→ Your objective
Look through the listing below and report every line that contains "Google".
------------------------------------------------------------------------
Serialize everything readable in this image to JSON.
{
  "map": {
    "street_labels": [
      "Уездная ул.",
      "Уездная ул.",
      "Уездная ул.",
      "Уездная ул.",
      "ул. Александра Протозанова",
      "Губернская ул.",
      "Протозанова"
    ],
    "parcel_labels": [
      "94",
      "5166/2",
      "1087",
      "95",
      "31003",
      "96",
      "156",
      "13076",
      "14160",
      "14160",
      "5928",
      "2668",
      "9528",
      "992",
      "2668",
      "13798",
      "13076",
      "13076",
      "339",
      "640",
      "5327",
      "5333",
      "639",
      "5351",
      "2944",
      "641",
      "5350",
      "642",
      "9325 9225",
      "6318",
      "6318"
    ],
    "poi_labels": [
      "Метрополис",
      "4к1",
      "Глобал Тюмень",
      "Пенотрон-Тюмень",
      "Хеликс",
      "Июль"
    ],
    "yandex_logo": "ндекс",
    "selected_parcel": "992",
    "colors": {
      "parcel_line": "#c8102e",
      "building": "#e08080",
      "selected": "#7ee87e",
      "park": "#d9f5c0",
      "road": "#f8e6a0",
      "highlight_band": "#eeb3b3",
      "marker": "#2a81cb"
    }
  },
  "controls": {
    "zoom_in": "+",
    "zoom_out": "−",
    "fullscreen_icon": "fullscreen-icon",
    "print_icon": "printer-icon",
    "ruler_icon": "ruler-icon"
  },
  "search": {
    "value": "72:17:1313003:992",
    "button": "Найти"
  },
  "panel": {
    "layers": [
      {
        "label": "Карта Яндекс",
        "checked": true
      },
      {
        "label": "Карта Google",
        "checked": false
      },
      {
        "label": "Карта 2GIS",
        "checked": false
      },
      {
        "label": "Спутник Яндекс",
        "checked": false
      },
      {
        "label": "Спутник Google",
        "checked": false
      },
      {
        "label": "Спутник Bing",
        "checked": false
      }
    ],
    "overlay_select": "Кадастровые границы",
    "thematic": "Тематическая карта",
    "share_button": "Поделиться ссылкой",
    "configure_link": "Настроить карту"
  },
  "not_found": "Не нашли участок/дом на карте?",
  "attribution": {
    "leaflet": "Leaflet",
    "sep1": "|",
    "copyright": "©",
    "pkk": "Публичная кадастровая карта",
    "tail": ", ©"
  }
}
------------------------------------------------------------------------
→ Problem solution
        "label": "Карта Google",
        "label": "Спутник Google",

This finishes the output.